Please output the whole listing below exactly as it is.

__Data for review__.
------------------------------------------------------------

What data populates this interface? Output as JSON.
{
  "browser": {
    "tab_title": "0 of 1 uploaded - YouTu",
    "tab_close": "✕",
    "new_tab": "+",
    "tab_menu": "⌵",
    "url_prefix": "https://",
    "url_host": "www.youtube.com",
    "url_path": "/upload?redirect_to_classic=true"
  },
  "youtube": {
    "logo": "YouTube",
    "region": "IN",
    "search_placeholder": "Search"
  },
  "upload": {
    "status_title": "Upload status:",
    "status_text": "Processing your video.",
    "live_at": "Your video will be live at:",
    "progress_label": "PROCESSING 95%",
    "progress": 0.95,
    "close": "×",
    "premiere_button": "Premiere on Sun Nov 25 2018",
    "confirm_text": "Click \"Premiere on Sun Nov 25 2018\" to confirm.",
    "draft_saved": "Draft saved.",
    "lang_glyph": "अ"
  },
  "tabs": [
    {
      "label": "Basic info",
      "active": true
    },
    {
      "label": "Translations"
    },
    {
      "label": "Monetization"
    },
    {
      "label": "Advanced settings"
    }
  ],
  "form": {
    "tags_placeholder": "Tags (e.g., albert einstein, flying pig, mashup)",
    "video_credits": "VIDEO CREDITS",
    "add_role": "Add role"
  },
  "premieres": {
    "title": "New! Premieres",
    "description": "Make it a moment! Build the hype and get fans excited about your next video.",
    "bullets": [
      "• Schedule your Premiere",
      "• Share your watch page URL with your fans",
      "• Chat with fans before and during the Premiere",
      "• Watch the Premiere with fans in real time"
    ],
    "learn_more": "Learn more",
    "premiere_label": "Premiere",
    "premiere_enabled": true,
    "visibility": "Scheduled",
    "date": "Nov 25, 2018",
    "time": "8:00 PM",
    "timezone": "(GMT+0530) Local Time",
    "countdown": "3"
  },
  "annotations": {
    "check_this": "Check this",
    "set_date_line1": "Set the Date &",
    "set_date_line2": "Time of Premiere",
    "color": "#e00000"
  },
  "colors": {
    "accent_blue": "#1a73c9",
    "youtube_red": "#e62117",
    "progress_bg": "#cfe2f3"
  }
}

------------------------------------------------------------

__Your solution__.
What data populates this interface? Output as JSON.
{
  "browser": {
    "tab_title": "0 of 1 uploaded - YouTu",
    "tab_close": "✕",
    "new_tab": "+",
    "tab_menu": "⌵",
    "url_prefix": "https://",
    "url_host": "www.youtube.com",
    "url_path": "/upload?redirect_to_classic=true"
  },
  "youtube": {
    "logo": "YouTube",
    "region": "IN",
    "search_placeholder": "Search"
  },
  "upload": {
    "status_title": "Upload status:",
    "status_text": "Processing your video.",
    "live_at": "Your video will be live at:",
    "progress_label": "PROCESSING 95%",
    "progress": 0.95,
    "close": "×",
    "premiere_button": "Premiere on Sun Nov 25 2018",
    "confirm_text": "Click \"Premiere on Sun Nov 25 2018\" to confirm.",
    "draft_saved": "Draft saved.",
    "lang_glyph": "अ"
  },
  "tabs": [
    {
      "label": "Basic info",
      "active": true
    },
    {
      "label": "Translations"
    },
    {
      "label": "Monetization"
    },
    {
      "label": "Advanced settings"
    }
  ],
  "form": {
    "tags_placeholder": "Tags (e.g., albert einstein, flying pig, mashup)",
    "video_credits": "VIDEO CREDITS",
    "add_role": "Add role"
  },
  "premieres": {
    "title": "New! Premieres",
    "description": "Make it a moment! Build the hype and get fans excited about your next video.",
    "bullets": [
      "• Schedule your Premiere",
      "• Share your watch page URL with your fans",
      "• Chat with fans before and during the Premiere",
      "• Watch the Premiere with fans in real time"
    ],
    "learn_more": "Learn more",
    "premiere_label": "Premiere",
    "premiere_enabled": true,
    "visibility": "Scheduled",
    "date": "Nov 25, 2018",
    "time": "8:00 PM",
    "timezone": "(GMT+0530) Local Time",
    "countdown": "3"
  },
  "annotations": {
    "check_this": "Check this",
    "set_date_line1": "Set the Date &",
    "set_date_line2": "Time of Premiere",
    "color": "#e00000"
  },
  "colors": {
    "accent_blue": "#1a73c9",
    "youtube_red": "#e62117",
    "progress_bg": "#cfe2f3"
  }
}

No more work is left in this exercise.